Mastitis, Metritis, Agalactia (MMA)

by 5m Editor
1 March 2011, at 12:00am

Mastitis, metritis and agalactia, commonly referred to as MMA, is a complex syndrome seen in sows shortly (12 hours to three days) after farrowing. The clinical signs, diagnosis, treatment and control of MMA are described in Knowledge Transfer Bulletin No. 10 from BPEX.

Mastitis, metritis and agalactia, commonly referred to as MMA, is a complex syndrome seen in sows shortly (12 hours to three days) after farrowing. It is caused by a bacterial infection of the mammary glands (udder) and/or the urogenital tract. MMA leads to increased piglet mortality and reduced weaning weights.

  • Mastitis
    A bacterial infection of the udder. In many cases only one or two glands are affected

  • Metritis An infection of the uterus, presented as vulval discharges

  • Agalactia A reduction, or total loss, of milk production by the sow. Often not detected until the nursing litter show signs of hunger and/or weight loss.

Clinical signs

As well as mastitis, metritis and agalactia, clinical signs include constipation, fever (+1.0 to 1.5°C) and anorexia (one to two days). Inappetence is often the first sign to be noticed, along with restlessness during suckling and a loss of condition in the litter. Few cases of MMA show all signs together and signs tend to be farm-specific. In some cases low milk production and depressed daily liveweight gain of piglets may be the only indication of the problem.


Diagnosis is based on clinical signs, particularly inappetence in the sow and a reduction in the condition of the litter. The udder can be palpated (felt) on both sides by running a hand under both lines of glands; individual glands that are affected will feel firm and hot.
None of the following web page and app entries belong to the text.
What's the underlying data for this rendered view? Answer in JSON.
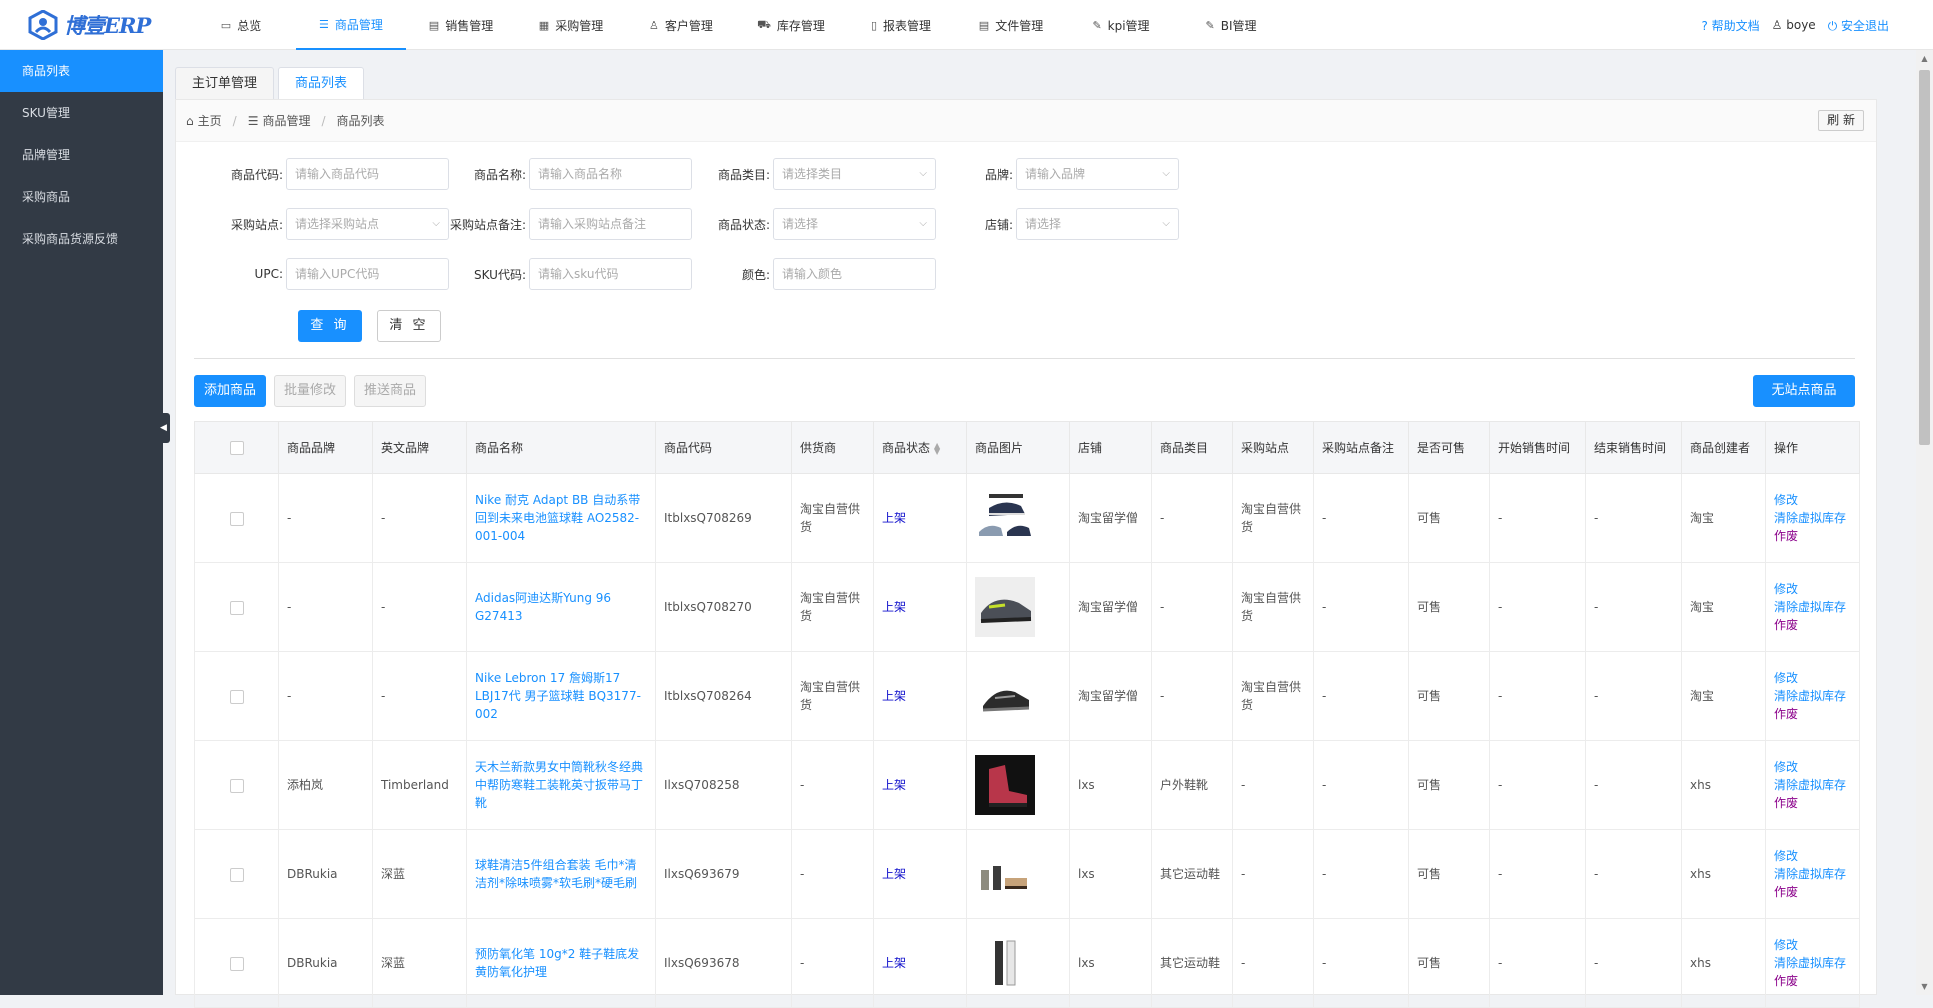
{
  "app": {
    "logo_text": "博壹ERP"
  },
  "topnav": [
    {
      "icon": "monitor-icon",
      "glyph": "▭",
      "label": "总览",
      "active": false
    },
    {
      "icon": "list-icon",
      "glyph": "☰",
      "label": "商品管理",
      "active": true
    },
    {
      "icon": "document-icon",
      "glyph": "▤",
      "label": "销售管理",
      "active": false
    },
    {
      "icon": "grid-icon",
      "glyph": "▦",
      "label": "采购管理",
      "active": false
    },
    {
      "icon": "user-icon",
      "glyph": "♙",
      "label": "客户管理",
      "active": false
    },
    {
      "icon": "cart-icon",
      "glyph": "⛟",
      "label": "库存管理",
      "active": false
    },
    {
      "icon": "file-icon",
      "glyph": "▯",
      "label": "报表管理",
      "active": false
    },
    {
      "icon": "file-list-icon",
      "glyph": "▤",
      "label": "文件管理",
      "active": false
    },
    {
      "icon": "edit-icon",
      "glyph": "✎",
      "label": "kpi管理",
      "active": false
    },
    {
      "icon": "chart-icon",
      "glyph": "✎",
      "label": "BI管理",
      "active": false
    }
  ],
  "topright": {
    "help": "? 帮助文档",
    "user": "♙ boye",
    "logout": "⏻ 安全退出"
  },
  "sidebar": [
    {
      "label": "商品列表",
      "active": true
    },
    {
      "label": "SKU管理",
      "active": false
    },
    {
      "label": "品牌管理",
      "active": false
    },
    {
      "label": "采购商品",
      "active": false
    },
    {
      "label": "采购商品货源反馈",
      "active": false
    }
  ],
  "tabs": [
    {
      "label": "主订单管理",
      "active": false
    },
    {
      "label": "商品列表",
      "active": true
    }
  ],
  "breadcrumb": {
    "home": "主页",
    "section": "商品管理",
    "page": "商品列表",
    "refresh": "刷 新"
  },
  "filters": {
    "row1": [
      {
        "label": "商品代码:",
        "placeholder": "请输入商品代码",
        "select": false
      },
      {
        "label": "商品名称:",
        "placeholder": "请输入商品名称",
        "select": false
      },
      {
        "label": "商品类目:",
        "placeholder": "请选择类目",
        "select": true
      },
      {
        "label": "品牌:",
        "placeholder": "请输入品牌",
        "select": true
      }
    ],
    "row2": [
      {
        "label": "采购站点:",
        "placeholder": "请选择采购站点",
        "select": true
      },
      {
        "label": "采购站点备注:",
        "placeholder": "请输入采购站点备注",
        "select": false
      },
      {
        "label": "商品状态:",
        "placeholder": "请选择",
        "select": true
      },
      {
        "label": "店铺:",
        "placeholder": "请选择",
        "select": true
      }
    ],
    "row3": [
      {
        "label": "UPC:",
        "placeholder": "请输入UPC代码",
        "select": false
      },
      {
        "label": "SKU代码:",
        "placeholder": "请输入sku代码",
        "select": false
      },
      {
        "label": "颜色:",
        "placeholder": "请输入颜色",
        "select": false
      }
    ],
    "query": "查 询",
    "clear": "清 空"
  },
  "actions": {
    "add": "添加商品",
    "batch_edit": "批量修改",
    "push": "推送商品",
    "no_site": "无站点商品"
  },
  "columns": [
    "商品品牌",
    "英文品牌",
    "商品名称",
    "商品代码",
    "供货商",
    "商品状态",
    "商品图片",
    "店铺",
    "商品类目",
    "采购站点",
    "采购站点备注",
    "是否可售",
    "开始销售时间",
    "结束销售时间",
    "商品创建者",
    "操作"
  ],
  "rows": [
    {
      "brand": "-",
      "en_brand": "-",
      "name": "Nike 耐克 Adapt BB 自动系带回到未来电池篮球鞋 AO2582-001-004",
      "code": "ItblxsQ708269",
      "supplier": "淘宝自营供货",
      "status": "上架",
      "image": "shoe-blue-pair",
      "shop": "淘宝留学僧",
      "category": "-",
      "site": "淘宝自营供货",
      "site_note": "-",
      "sellable": "可售",
      "start": "-",
      "end": "-",
      "creator": "淘宝"
    },
    {
      "brand": "-",
      "en_brand": "-",
      "name": "Adidas阿迪达斯Yung 96 G27413",
      "code": "ItblxsQ708270",
      "supplier": "淘宝自营供货",
      "status": "上架",
      "image": "shoe-grey",
      "shop": "淘宝留学僧",
      "category": "-",
      "site": "淘宝自营供货",
      "site_note": "-",
      "sellable": "可售",
      "start": "-",
      "end": "-",
      "creator": "淘宝"
    },
    {
      "brand": "-",
      "en_brand": "-",
      "name": "Nike Lebron 17 詹姆斯17 LBJ17代 男子篮球鞋 BQ3177-002",
      "code": "ItblxsQ708264",
      "supplier": "淘宝自营供货",
      "status": "上架",
      "image": "shoe-black",
      "shop": "淘宝留学僧",
      "category": "-",
      "site": "淘宝自营供货",
      "site_note": "-",
      "sellable": "可售",
      "start": "-",
      "end": "-",
      "creator": "淘宝"
    },
    {
      "brand": "添柏岚",
      "en_brand": "Timberland",
      "name": "天木兰新款男女中筒靴秋冬经典中帮防寒鞋工装靴英寸扳带马丁靴",
      "code": "IlxsQ708258",
      "supplier": "-",
      "status": "上架",
      "image": "boot-red",
      "shop": "lxs",
      "category": "户外鞋靴",
      "site": "-",
      "site_note": "-",
      "sellable": "可售",
      "start": "-",
      "end": "-",
      "creator": "xhs"
    },
    {
      "brand": "DBRukia",
      "en_brand": "深蓝",
      "name": "球鞋清洁5件组合套装 毛巾*清洁剂*除味喷雾*软毛刷*硬毛刷",
      "code": "IlxsQ693679",
      "supplier": "-",
      "status": "上架",
      "image": "cleaning-kit",
      "shop": "lxs",
      "category": "其它运动鞋",
      "site": "-",
      "site_note": "-",
      "sellable": "可售",
      "start": "-",
      "end": "-",
      "creator": "xhs"
    },
    {
      "brand": "DBRukia",
      "en_brand": "深蓝",
      "name": "预防氧化笔 10g*2 鞋子鞋底发黄防氧化护理",
      "code": "IlxsQ693678",
      "supplier": "-",
      "status": "上架",
      "image": "pen-pair",
      "shop": "lxs",
      "category": "其它运动鞋",
      "site": "-",
      "site_note": "-",
      "sellable": "可售",
      "start": "-",
      "end": "-",
      "creator": "xhs"
    }
  ],
  "ops": {
    "edit": "修改",
    "clear_stock": "清除虚拟库存",
    "void": "作废"
  }
}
The presence of mastitis can be confirmed by testing the milk; collection will require oxytocin injection to stimulate milk let down.

The litter should also be examined as diarrhoea, septicaemia or hypothermia may lead to decreased intake of milk and an excess of milk in the udder, which could trigger the drying off process.


Good drainage will help keep sows clean and dry

  • You should always consult your vet for advice on treating MMA
  • Treatment usually includes the use of antibiotics and medicines to reduce inflammation and injecting products to stimulate milk production
  • Small doses of oxytocin can help, although they should not be necessary if piglets are suckling regularly; if used early on, oxytocin may reduce the need for veterinary input
  • Treatment should be given as soon as MMA is diagnosed or if sow body temperature rises above 39.4°C, 12 to 18 hours post farrowing
  • The sow should be encouraged to drink by regularly stimulating her to rise
  • Some sows recover without any treatment, however, by the time this happens, the litter will have suffered
  • Once problem litters are identified, steps should be taken to avoid piglets becoming dehydrated, to provide an alternative source of energy and to stimulate milk production
  • Small piglets may need to be transferred quickly to another sow with good milk production.

Control and Prevention

  • The most effective prevention of MMA is good hygiene
  • The farrowing pen and the sow must be kept clean and dry throughout this period to reduce bacterial challenges. This requires an effective cleaning and disinfection protocol
  • Sows that get more exercise before farrowing and in the early stage of lactation may be less prone to developing MMA
  • Avoid slippery floors, which are one of the main causes of reduced activity in lactating sows
  • Fat sows (body condition score 4+) are more disposed to MMA, as are those given excessive feed before farrowing
  • Make sure adequate water is available to sows at all times; lactating sows require 15 to 30 litres per day.

Feeding guidelines for sows in the farrowing house


  • To reduce the risk of metritis, strict hygiene must be practiced
  • If you have to intervene, consider using protective clothing and equipment, e.g. disposable gloves
  • Consult your vet as to whether or not it is advisable to administer antibiotics after intervening
  • Keep the back of the sow clean and dry, make sure there are no leaking drinkers.


  • Take advice from your vet/nutritionist
  • Consider the genotype of your sows and feed appropriately so that you are not overstimulating milk production, which could lead to the udder not being emptied and triggering drying off.

March 2011